▶ Work item
Below are records. Copy every line with "VWAP" in it.

▶ Dataset records
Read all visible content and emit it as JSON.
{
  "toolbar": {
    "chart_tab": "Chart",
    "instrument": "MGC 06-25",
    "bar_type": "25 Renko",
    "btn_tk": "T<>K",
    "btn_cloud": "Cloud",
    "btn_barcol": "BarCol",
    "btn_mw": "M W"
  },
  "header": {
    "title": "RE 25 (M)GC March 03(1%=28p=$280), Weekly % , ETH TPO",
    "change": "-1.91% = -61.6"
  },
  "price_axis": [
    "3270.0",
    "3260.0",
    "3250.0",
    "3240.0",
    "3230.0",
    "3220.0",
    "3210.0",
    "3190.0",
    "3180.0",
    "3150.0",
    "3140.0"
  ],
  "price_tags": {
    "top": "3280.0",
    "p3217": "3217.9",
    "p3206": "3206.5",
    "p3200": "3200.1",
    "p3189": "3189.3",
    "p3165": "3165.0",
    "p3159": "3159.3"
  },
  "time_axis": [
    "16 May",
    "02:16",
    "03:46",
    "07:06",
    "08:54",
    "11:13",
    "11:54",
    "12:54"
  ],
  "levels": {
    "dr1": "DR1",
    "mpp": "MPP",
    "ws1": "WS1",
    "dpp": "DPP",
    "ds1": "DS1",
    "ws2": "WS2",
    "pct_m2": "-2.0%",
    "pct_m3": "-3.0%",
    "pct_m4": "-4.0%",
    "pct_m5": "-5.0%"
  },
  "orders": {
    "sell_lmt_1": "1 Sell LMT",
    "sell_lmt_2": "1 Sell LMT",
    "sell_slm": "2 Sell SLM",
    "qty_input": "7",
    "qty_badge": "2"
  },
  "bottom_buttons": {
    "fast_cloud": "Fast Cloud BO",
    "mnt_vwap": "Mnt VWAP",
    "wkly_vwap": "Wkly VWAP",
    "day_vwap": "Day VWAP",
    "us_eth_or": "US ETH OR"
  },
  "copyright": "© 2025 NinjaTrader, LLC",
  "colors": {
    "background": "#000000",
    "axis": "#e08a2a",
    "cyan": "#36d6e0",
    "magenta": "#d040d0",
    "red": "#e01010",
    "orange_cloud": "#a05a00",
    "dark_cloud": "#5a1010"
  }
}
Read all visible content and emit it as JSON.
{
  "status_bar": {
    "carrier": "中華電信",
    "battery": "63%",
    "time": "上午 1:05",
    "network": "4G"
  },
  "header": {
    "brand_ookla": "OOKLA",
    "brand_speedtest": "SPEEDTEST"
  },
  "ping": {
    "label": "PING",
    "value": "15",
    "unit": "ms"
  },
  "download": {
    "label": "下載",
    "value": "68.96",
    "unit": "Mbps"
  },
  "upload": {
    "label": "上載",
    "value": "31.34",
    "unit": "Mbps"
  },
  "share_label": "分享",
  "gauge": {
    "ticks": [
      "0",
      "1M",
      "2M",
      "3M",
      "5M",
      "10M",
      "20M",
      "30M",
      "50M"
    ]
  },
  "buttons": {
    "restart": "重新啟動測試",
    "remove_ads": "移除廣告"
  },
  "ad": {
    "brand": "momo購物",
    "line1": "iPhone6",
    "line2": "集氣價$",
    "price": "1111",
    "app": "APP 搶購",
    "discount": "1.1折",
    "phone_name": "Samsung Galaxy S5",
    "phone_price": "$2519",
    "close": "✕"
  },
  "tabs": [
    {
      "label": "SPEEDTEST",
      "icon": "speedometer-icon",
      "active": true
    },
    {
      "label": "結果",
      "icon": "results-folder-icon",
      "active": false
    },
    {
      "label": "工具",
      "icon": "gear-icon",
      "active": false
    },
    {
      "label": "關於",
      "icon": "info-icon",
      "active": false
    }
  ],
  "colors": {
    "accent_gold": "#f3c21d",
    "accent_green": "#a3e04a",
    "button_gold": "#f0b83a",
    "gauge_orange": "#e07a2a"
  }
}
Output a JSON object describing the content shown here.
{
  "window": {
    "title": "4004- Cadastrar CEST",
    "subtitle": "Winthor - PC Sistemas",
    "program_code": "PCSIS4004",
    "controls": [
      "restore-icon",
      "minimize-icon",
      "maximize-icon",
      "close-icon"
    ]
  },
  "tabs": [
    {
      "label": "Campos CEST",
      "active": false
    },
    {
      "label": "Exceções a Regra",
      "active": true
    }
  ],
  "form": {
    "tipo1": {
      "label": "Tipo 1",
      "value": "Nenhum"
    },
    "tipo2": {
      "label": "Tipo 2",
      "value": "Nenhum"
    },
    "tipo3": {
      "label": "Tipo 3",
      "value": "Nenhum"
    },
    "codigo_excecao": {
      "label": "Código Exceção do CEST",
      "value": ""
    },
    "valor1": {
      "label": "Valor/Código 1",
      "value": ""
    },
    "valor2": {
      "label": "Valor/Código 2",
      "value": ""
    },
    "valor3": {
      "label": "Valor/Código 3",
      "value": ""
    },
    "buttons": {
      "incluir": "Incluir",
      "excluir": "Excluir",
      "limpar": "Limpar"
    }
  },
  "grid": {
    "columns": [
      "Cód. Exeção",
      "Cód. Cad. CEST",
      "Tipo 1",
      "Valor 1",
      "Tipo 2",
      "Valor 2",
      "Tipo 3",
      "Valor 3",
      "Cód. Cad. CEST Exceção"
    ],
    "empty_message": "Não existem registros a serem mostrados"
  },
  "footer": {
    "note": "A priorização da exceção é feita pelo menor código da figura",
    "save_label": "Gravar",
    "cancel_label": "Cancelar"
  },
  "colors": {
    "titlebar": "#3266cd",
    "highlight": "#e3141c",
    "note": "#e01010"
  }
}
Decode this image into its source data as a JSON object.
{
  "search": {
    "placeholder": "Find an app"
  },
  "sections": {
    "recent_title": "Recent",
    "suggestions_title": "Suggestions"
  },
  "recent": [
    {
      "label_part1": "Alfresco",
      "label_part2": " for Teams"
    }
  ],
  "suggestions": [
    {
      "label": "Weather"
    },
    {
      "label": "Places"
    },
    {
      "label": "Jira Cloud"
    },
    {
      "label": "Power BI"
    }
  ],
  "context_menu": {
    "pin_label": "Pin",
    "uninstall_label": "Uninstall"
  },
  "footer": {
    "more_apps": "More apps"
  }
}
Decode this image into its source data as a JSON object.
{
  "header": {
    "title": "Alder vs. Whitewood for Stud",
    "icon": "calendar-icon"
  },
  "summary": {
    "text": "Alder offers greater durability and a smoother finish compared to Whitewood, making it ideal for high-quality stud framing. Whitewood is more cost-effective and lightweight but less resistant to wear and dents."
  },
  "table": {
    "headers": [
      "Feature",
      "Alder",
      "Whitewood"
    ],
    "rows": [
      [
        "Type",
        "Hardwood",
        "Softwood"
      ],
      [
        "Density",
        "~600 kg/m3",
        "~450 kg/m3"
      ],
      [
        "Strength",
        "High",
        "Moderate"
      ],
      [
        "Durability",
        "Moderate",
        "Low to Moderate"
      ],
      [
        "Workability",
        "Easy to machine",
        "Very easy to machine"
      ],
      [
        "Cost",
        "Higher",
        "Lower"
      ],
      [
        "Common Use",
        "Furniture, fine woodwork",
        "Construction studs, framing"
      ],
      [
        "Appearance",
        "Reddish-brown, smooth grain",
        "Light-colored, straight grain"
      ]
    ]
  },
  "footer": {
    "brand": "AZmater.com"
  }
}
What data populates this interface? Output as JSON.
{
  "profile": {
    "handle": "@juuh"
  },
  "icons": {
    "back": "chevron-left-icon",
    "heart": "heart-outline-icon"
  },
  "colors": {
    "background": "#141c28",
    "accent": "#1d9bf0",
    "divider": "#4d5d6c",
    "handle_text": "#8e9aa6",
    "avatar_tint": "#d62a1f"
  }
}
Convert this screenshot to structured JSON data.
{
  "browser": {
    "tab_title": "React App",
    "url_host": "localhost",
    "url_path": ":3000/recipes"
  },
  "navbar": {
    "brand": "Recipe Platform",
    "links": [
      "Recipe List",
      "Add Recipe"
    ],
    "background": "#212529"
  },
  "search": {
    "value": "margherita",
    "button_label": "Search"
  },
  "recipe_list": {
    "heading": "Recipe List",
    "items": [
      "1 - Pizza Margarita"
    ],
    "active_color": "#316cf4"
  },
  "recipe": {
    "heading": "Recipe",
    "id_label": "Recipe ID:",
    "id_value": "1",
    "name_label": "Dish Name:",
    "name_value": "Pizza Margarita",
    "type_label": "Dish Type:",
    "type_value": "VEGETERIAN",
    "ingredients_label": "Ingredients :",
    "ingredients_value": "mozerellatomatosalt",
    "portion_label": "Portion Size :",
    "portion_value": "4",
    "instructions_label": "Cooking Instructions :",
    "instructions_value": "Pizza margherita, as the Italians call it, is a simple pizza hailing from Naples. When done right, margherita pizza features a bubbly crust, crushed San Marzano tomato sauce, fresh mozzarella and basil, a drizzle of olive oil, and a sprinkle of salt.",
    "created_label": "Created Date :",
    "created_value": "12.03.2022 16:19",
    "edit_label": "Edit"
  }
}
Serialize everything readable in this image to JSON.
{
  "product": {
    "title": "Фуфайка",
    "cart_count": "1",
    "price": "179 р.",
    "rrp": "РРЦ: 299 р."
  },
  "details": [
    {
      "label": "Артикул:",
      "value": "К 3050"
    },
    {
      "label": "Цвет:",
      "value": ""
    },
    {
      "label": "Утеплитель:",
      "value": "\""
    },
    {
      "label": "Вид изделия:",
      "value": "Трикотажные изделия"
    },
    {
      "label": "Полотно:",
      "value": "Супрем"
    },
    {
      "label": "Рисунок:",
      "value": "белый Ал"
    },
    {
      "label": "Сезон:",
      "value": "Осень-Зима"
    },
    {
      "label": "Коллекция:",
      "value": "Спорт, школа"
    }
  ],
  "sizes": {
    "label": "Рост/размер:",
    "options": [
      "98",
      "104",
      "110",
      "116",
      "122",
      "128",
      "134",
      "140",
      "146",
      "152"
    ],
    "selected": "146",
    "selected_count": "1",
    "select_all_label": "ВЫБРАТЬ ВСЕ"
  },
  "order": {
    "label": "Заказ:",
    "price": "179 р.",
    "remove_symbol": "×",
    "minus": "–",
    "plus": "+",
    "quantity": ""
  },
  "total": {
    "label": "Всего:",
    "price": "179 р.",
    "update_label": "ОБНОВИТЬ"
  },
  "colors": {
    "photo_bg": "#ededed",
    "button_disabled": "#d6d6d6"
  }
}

▶ Answer section
    "mnt_vwap": "Mnt VWAP",
    "wkly_vwap": "Wkly VWAP",
    "day_vwap": "Day VWAP",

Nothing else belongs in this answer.